As The Free Thought Project reported last month, Woods’ pamphlet did not contain anything specific to the case or any Michigan court, according to Kallman. But this innocuous behavior, which should be viewed as a public service, drew the attention of a judge who became “very concerned” when he saw the pamphlets being carried by some of the jury pool.
“'I thought this was going to trash my jury trial, basically,” testified Judge [Peter] Jaklevic. “It just didn’t sound right.'
Jacklevic ended up sending that jury pool home on Nov. 24, 2015 when Yoder took a plea.
Jaklevic continued to testify that he stepped into the hallway with Mecosta County Prosecutor Brian Thiede when Det. Erlandson and a deputy brought Wood into the courthouse that day. Mecosta County Deputy Jeff Roberts testified he 'asked Wood to come inside because the Judge wanted to talk with him,' then threatened to call a city cop if Wood did not come inside.
Wood testified Judge Jaklevic never spoke to him that day, or him any questions, before ordering his arrest. He tells FOX 17 he had concerns his case was tried in Mecosta County where all of this happened, involving several court officials including the judge.”
To recap, this judge said “it just didn’t sound right” that people were carrying informational pamphlets on their rights as jurors, and he possibly lied on the stand to justify the fact that he had Wood arrested for doing nothing wrong. What’s more, Wood was brought to trial in the same court where all of this transpired, where county officials had literally teamed up to violate his rights in the first place.

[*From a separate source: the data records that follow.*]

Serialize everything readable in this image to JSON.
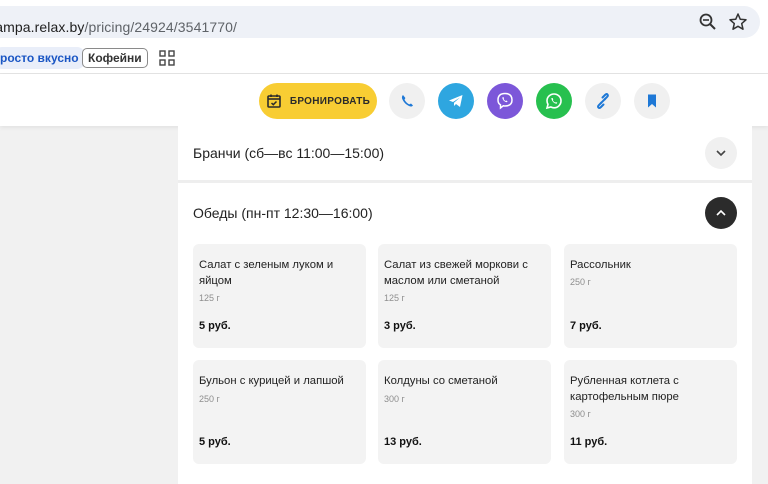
{
  "browser": {
    "url_domain": "lampa.relax.by",
    "url_path": "/pricing/24924/3541770/",
    "bookmarks": [
      "росто вкусно",
      "Кофейни"
    ]
  },
  "actions": {
    "book_label": "БРОНИРОВАТЬ",
    "colors": {
      "book": "#f8cd33",
      "telegram": "#2ea6e0",
      "viber": "#7c57d9",
      "whatsapp": "#27c04f"
    },
    "icons": [
      "calendar-check-icon",
      "phone-icon",
      "telegram-icon",
      "viber-icon",
      "whatsapp-icon",
      "link-icon",
      "bookmark-icon"
    ]
  },
  "menu": {
    "sections": [
      {
        "title": "Бранчи (сб—вс 11:00—15:00)",
        "state": "collapsed"
      },
      {
        "title": "Обеды (пн-пт 12:30—16:00)",
        "state": "expanded"
      }
    ],
    "items": [
      {
        "name": "Салат с зеленым луком и яйцом",
        "weight": "125 г",
        "price": "5 руб."
      },
      {
        "name": "Салат из свежей моркови с маслом или сметаной",
        "weight": "125 г",
        "price": "3 руб."
      },
      {
        "name": "Рассольник",
        "weight": "250 г",
        "price": "7 руб."
      },
      {
        "name": "Бульон с курицей и лапшой",
        "weight": "250 г",
        "price": "5 руб."
      },
      {
        "name": "Колдуны со сметаной",
        "weight": "300 г",
        "price": "13 руб."
      },
      {
        "name": "Рубленная котлета с картофельным пюре",
        "weight": "300 г",
        "price": "11 руб."
      }
    ]
  }
}
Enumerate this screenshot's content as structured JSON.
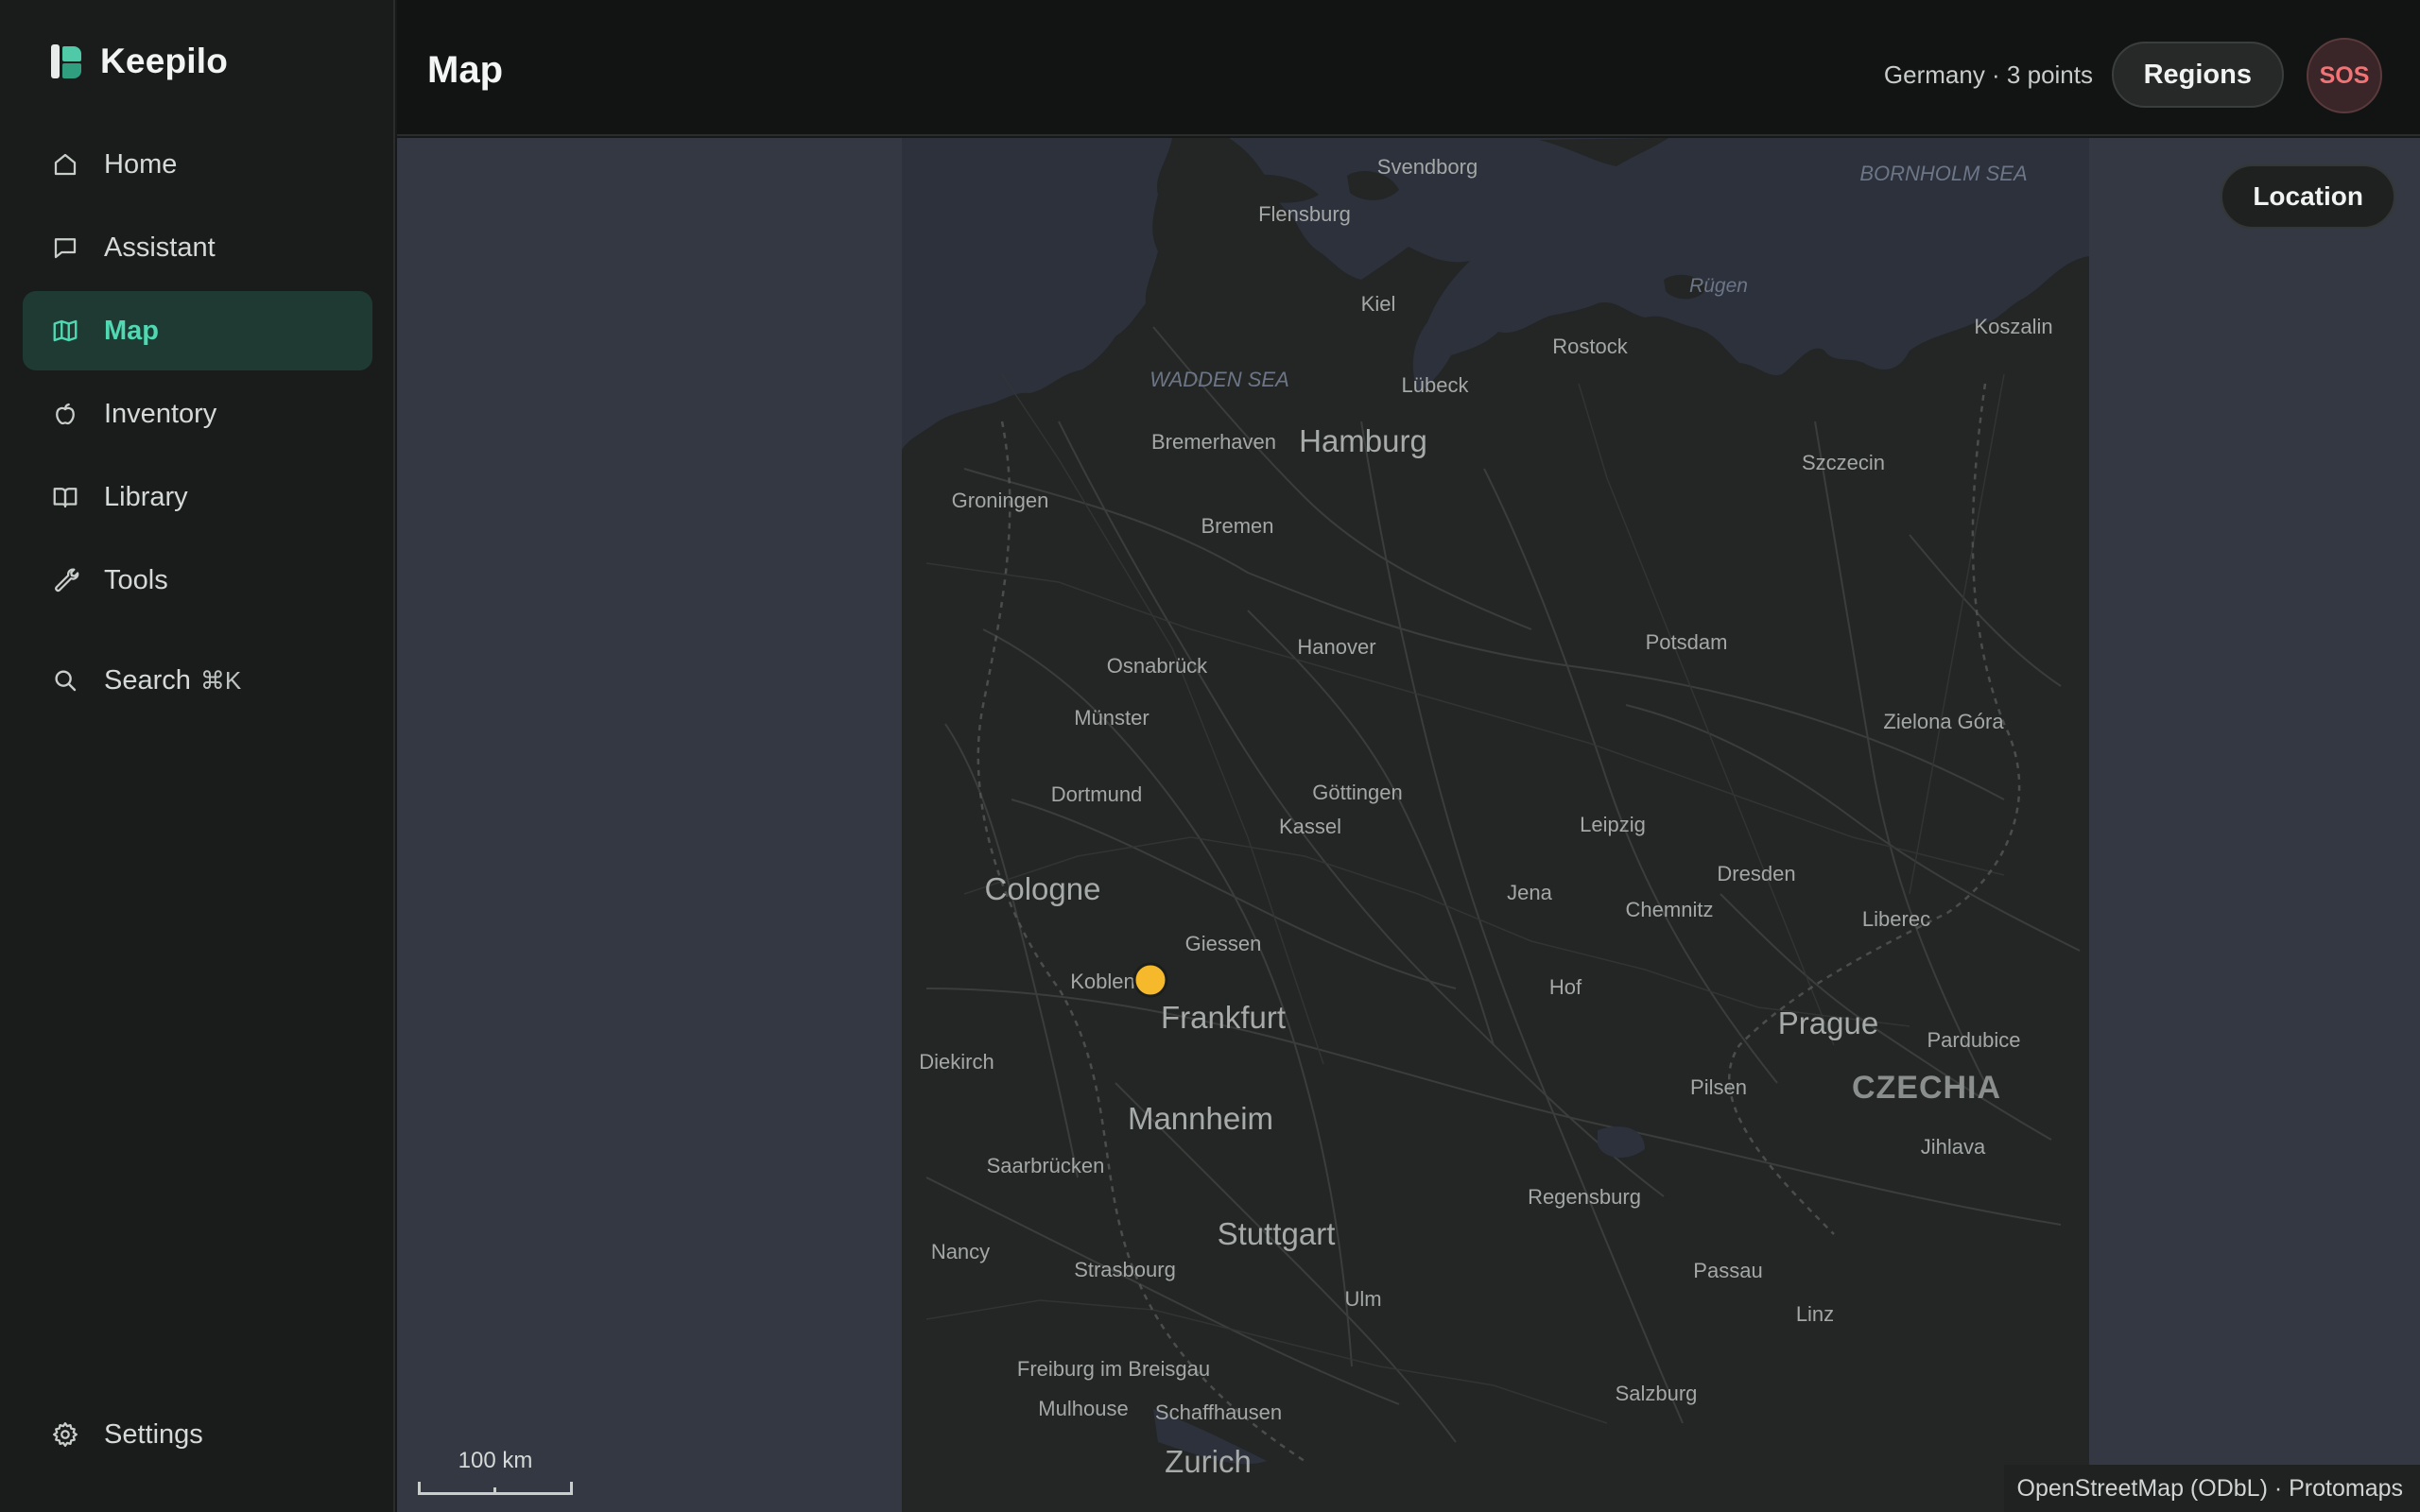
{
  "app": {
    "name": "Keepilo"
  },
  "sidebar": {
    "items": [
      {
        "label": "Home",
        "icon": "home-icon",
        "active": false
      },
      {
        "label": "Assistant",
        "icon": "chat-icon",
        "active": false
      },
      {
        "label": "Map",
        "icon": "map-icon",
        "active": true
      },
      {
        "label": "Inventory",
        "icon": "apple-icon",
        "active": false
      },
      {
        "label": "Library",
        "icon": "book-icon",
        "active": false
      },
      {
        "label": "Tools",
        "icon": "wrench-icon",
        "active": false
      }
    ],
    "search": {
      "label": "Search",
      "shortcut": "⌘K",
      "icon": "search-icon"
    },
    "settings": {
      "label": "Settings",
      "icon": "gear-icon"
    }
  },
  "header": {
    "title": "Map",
    "region_info": "Germany · 3 points",
    "regions_button": "Regions",
    "sos_button": "SOS"
  },
  "map": {
    "location_button": "Location",
    "scale_label": "100 km",
    "attribution": "OpenStreetMap (ODbL) · Protomaps",
    "marker_color": "#f5b92b",
    "labels": {
      "svendborg": "Svendborg",
      "flensburg": "Flensburg",
      "bornholm_sea": "BORNHOLM SEA",
      "rugen": "Rügen",
      "kiel": "Kiel",
      "koszalin": "Koszalin",
      "rostock": "Rostock",
      "wadden_sea": "WADDEN SEA",
      "lubeck": "Lübeck",
      "bremerhaven": "Bremerhaven",
      "hamburg": "Hamburg",
      "szczecin": "Szczecin",
      "groningen": "Groningen",
      "bremen": "Bremen",
      "hanover": "Hanover",
      "potsdam": "Potsdam",
      "osnabruck": "Osnabrück",
      "munster": "Münster",
      "zielona_gora": "Zielona Góra",
      "dortmund": "Dortmund",
      "gottingen": "Göttingen",
      "kassel": "Kassel",
      "leipzig": "Leipzig",
      "dresden": "Dresden",
      "cologne": "Cologne",
      "jena": "Jena",
      "chemnitz": "Chemnitz",
      "giessen": "Giessen",
      "liberec": "Liberec",
      "koblenz": "Koblenz",
      "hof": "Hof",
      "frankfurt": "Frankfurt",
      "prague": "Prague",
      "pardubice": "Pardubice",
      "diekirch": "Diekirch",
      "pilsen": "Pilsen",
      "czechia": "CZECHIA",
      "mannheim": "Mannheim",
      "jihlava": "Jihlava",
      "saarbrucken": "Saarbrücken",
      "regensburg": "Regensburg",
      "stuttgart": "Stuttgart",
      "nancy": "Nancy",
      "strasbourg": "Strasbourg",
      "passau": "Passau",
      "ulm": "Ulm",
      "linz": "Linz",
      "freiburg": "Freiburg im Breisgau",
      "salzburg": "Salzburg",
      "mulhouse": "Mulhouse",
      "schaffhausen": "Schaffhausen",
      "zurich": "Zurich"
    }
  }
}
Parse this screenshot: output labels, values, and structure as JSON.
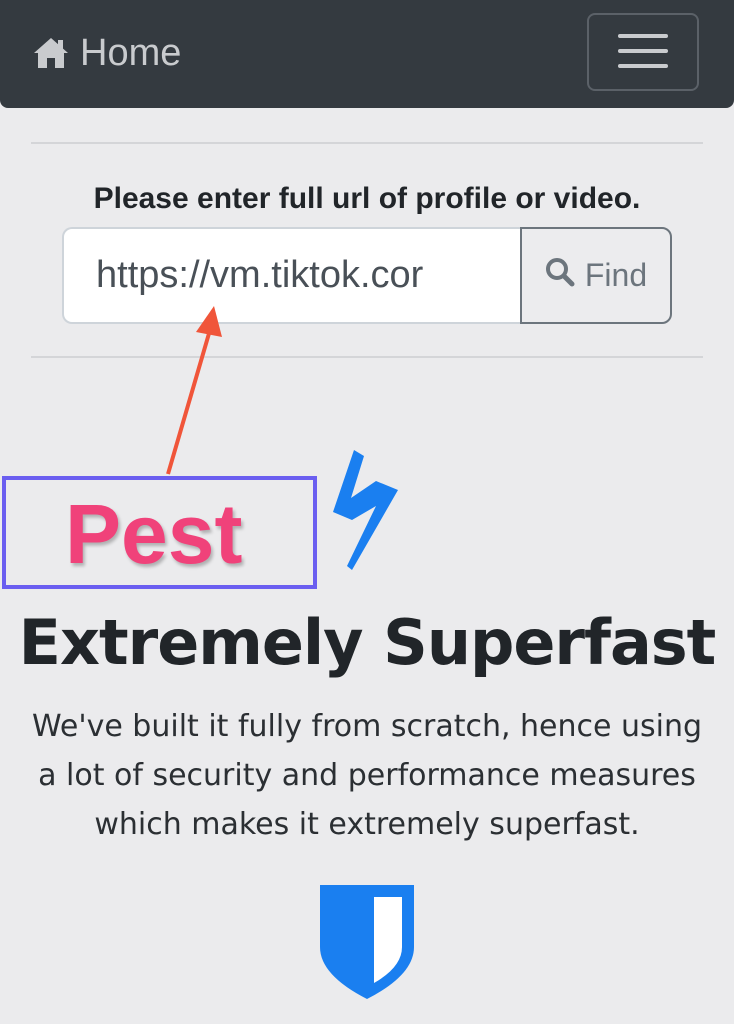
{
  "navbar": {
    "brand_label": "Home",
    "brand_icon": "home-icon",
    "toggler_icon": "hamburger-menu-icon"
  },
  "form": {
    "prompt": "Please enter full url of profile or video.",
    "url_value": "https://vm.tiktok.cor",
    "find_label": "Find",
    "find_icon": "search-icon"
  },
  "annotation": {
    "label": "Pest",
    "arrow_color": "#f0553a",
    "box_color": "#6a5ef0",
    "label_color": "#f0427a"
  },
  "feature": {
    "icon": "lightning-bolt-icon",
    "title": "Extremely Superfast",
    "text": "We've built it fully from scratch, hence using a lot of security and performance measures which makes it extremely superfast.",
    "accent_color": "#1a7ff0"
  },
  "next_feature": {
    "icon": "shield-icon"
  }
}
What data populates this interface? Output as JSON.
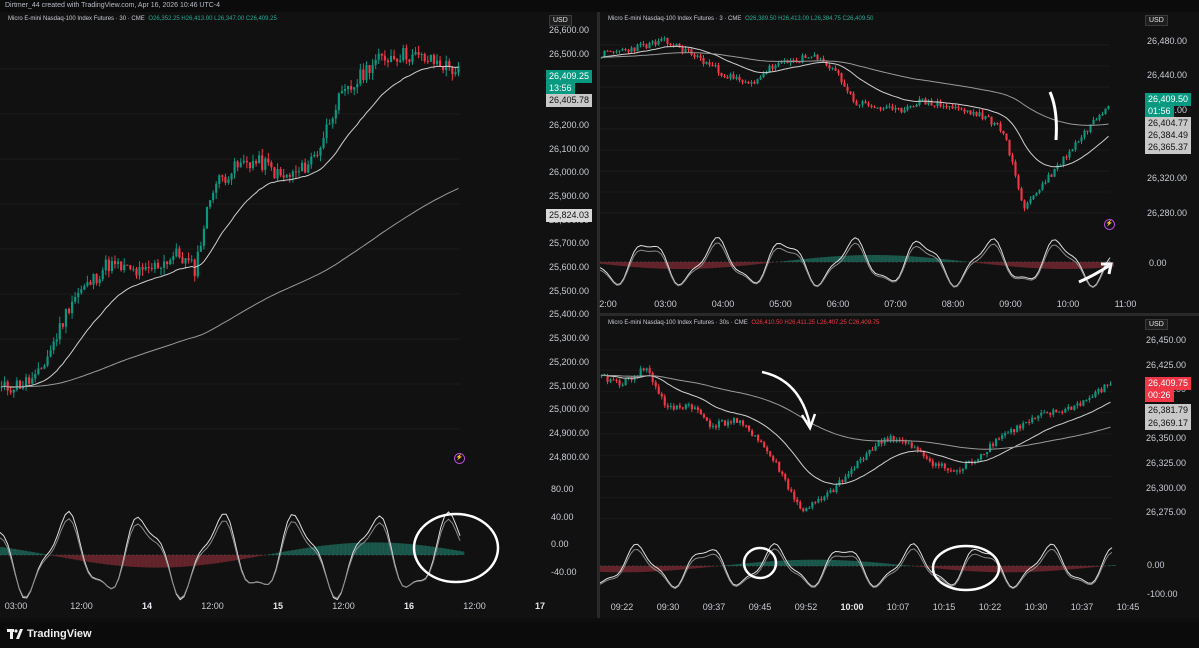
{
  "header": {
    "credit": "Dirtmer_44 created with TradingView.com, Apr 16, 2026 10:46 UTC-4"
  },
  "footer": {
    "brand": "TradingView",
    "logo_icon": "tradingview-logo-icon"
  },
  "colors": {
    "up": "#089981",
    "down": "#f23645",
    "bg": "#111111"
  },
  "left_chart": {
    "title": "Micro E-mini Nasdaq-100 Index Futures · 30 · CME",
    "ohlc": "O26,352.25 H26,413.00 L26,347.00 C26,409.25",
    "currency": "USD",
    "price_axis": [
      "26,600.00",
      "26,500.00",
      "26,400.00",
      "26,300.00",
      "26,200.00",
      "26,100.00",
      "26,000.00",
      "25,900.00",
      "25,800.00",
      "25,700.00",
      "25,600.00",
      "25,500.00",
      "25,400.00",
      "25,300.00",
      "25,200.00",
      "25,100.00",
      "25,000.00",
      "24,900.00",
      "24,800.00"
    ],
    "last_price": "26,409.25",
    "countdown": "13:56",
    "ma_fast": "26,405.78",
    "ma_slow": "25,824.03",
    "osc_axis": [
      "80.00",
      "40.00",
      "0.00",
      "-40.00"
    ],
    "time_axis": [
      "03:00",
      "12:00",
      "14",
      "12:00",
      "15",
      "12:00",
      "16",
      "12:00",
      "17"
    ]
  },
  "top_right_chart": {
    "title": "Micro E-mini Nasdaq-100 Index Futures · 3 · CME",
    "ohlc": "O26,389.50 H26,413.00 L26,384.75 C26,409.50",
    "currency": "USD",
    "price_axis": [
      "26,480.00",
      "26,440.00",
      "26,400.00",
      "26,360.00",
      "26,320.00",
      "26,280.00"
    ],
    "last_price": "26,409.50",
    "countdown": "01:56",
    "ma1": "26,404.77",
    "ma2": "26,384.49",
    "ma3": "26,365.37",
    "osc_axis": [
      "0.00"
    ],
    "time_axis": [
      "2:00",
      "03:00",
      "04:00",
      "05:00",
      "06:00",
      "07:00",
      "08:00",
      "09:00",
      "10:00",
      "11:00"
    ]
  },
  "bottom_right_chart": {
    "title": "Micro E-mini Nasdaq-100 Index Futures · 30s · CME",
    "ohlc": "O26,410.50 H26,411.25 L26,407.25 C26,409.75",
    "currency": "USD",
    "price_axis": [
      "26,450.00",
      "26,425.00",
      "26,400.00",
      "26,375.00",
      "26,350.00",
      "26,325.00",
      "26,300.00",
      "26,275.00"
    ],
    "last_price": "26,409.75",
    "countdown": "00:26",
    "ma1": "26,381.79",
    "ma2": "26,369.17",
    "osc_axis": [
      "0.00",
      "-100.00"
    ],
    "time_axis": [
      "09:22",
      "09:30",
      "09:37",
      "09:45",
      "09:52",
      "10:00",
      "10:07",
      "10:15",
      "10:22",
      "10:30",
      "10:37",
      "10:45"
    ]
  },
  "chart_data": [
    {
      "type": "line",
      "title": "Micro E-mini Nasdaq-100 Index Futures · 30 · CME",
      "series": [
        {
          "name": "close",
          "values": [
            25140,
            25160,
            25180,
            25330,
            25500,
            25560,
            25640,
            25620,
            25600,
            25640,
            25680,
            25620,
            25950,
            26010,
            26050,
            26040,
            25980,
            26010,
            26090,
            26280,
            26350,
            26440,
            26470,
            26480,
            26460,
            26440,
            26409
          ]
        }
      ],
      "ylim": [
        24800,
        26600
      ]
    },
    {
      "type": "line",
      "title": "Micro E-mini Nasdaq-100 Index Futures · 3 · CME",
      "series": [
        {
          "name": "close",
          "values": [
            26465,
            26470,
            26475,
            26480,
            26470,
            26455,
            26440,
            26430,
            26450,
            26458,
            26462,
            26450,
            26410,
            26405,
            26400,
            26412,
            26408,
            26402,
            26395,
            26380,
            26290,
            26320,
            26350,
            26380,
            26409.5
          ]
        }
      ],
      "ylim": [
        26260,
        26500
      ]
    },
    {
      "type": "line",
      "title": "Micro E-mini Nasdaq-100 Index Futures · 30s · CME",
      "series": [
        {
          "name": "close",
          "values": [
            26415,
            26410,
            26425,
            26385,
            26390,
            26370,
            26375,
            26360,
            26330,
            26290,
            26300,
            26320,
            26345,
            26360,
            26350,
            26335,
            26325,
            26340,
            26360,
            26370,
            26380,
            26385,
            26395,
            26409.75
          ]
        }
      ],
      "ylim": [
        26262,
        26462
      ]
    }
  ]
}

“So our taxpayer dollars are paying their salary, and they were the actors in this case to arrest me, to imprison me, and all that,” said Wood. “I did have a very great concern that they were the ones trying the case, because they work together day in and day out.”
Defense attorney Kallman noted that during Wood's trial, they were prohibited from arguing several points to the jury.
“And of course, the First Amendment issues are critical: that we believe our client had the absolute First Amendment right to hand out these brochures right here on this sidewalk,” Kallman said. “That’s part of the problem of where we feel we were handcuffed quite a bit.”
After the guilty verdict was announced, Kallman told FOX 17 that he plans to appeal the case.
Jury nullification is a tangible solution to the problems that we face with the justice system. Through this loophole, we as average citizens have the power to free our neighbors from unjust laws and government persecution.
The next time that you get a jury notice in the mail, forget about the minor inconvenience and think about the human life that you could save.
One thing that is important to mention is the fact that you probably don't want to mention jury nullification until you are selected as a juror, that is likely to get you dismissed immediately. However, once you are on the inside, you can spread the word by telling the other jurors that they have the right to vote with their conscience.
Please share this story so that this innocent man's case gets the scrutiny it deserves. When a person can be thrown in a cage for passing out flyers on a public sidewalk, informing people of their rights under the law, tyranny is not approaching — it is here.